Work instruction: Check each line of the listing for the word "Time" and report how many lines contain it, giving nothing but the number.

Dataset records:
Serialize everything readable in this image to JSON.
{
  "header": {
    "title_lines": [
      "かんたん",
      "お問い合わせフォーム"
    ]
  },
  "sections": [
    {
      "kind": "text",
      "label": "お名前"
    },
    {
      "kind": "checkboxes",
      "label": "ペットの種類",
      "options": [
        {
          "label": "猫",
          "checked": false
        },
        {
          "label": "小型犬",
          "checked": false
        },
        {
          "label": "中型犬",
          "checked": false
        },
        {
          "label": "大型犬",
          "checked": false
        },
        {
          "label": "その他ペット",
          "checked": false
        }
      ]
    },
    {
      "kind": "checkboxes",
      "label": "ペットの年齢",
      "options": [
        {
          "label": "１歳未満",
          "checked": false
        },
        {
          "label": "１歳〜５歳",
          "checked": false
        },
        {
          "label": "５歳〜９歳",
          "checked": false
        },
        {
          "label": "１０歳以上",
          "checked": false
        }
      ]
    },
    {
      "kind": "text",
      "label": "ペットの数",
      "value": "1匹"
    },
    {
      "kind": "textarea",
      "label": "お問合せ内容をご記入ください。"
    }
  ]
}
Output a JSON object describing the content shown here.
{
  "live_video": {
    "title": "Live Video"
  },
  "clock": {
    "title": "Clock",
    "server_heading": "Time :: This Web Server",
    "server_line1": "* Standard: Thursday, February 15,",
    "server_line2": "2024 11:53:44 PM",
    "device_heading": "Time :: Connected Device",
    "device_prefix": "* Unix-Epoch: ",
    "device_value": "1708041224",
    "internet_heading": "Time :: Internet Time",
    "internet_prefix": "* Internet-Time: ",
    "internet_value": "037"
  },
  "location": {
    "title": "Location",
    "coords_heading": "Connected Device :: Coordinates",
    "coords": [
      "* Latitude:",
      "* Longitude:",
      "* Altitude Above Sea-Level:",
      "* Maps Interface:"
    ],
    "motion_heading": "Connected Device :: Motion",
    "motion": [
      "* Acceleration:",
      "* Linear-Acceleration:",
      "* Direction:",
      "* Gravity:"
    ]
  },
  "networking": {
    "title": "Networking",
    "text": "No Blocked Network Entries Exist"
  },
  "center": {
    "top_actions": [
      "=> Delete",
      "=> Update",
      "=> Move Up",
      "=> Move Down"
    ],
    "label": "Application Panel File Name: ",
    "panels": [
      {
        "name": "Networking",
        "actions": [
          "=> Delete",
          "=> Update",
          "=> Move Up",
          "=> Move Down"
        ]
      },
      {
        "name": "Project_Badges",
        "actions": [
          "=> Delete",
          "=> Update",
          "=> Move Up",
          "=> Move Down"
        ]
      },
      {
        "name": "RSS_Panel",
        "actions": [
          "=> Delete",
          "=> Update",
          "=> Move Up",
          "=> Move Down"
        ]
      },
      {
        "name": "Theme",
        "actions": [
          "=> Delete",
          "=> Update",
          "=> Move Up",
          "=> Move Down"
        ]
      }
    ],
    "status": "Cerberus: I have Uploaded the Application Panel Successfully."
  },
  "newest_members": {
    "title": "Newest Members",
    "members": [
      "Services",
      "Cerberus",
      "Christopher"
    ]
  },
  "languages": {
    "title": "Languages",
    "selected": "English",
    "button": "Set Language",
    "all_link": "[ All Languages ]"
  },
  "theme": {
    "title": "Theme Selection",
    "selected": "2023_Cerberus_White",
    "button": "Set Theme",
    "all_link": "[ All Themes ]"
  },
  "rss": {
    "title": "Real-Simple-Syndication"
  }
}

Answer section: 4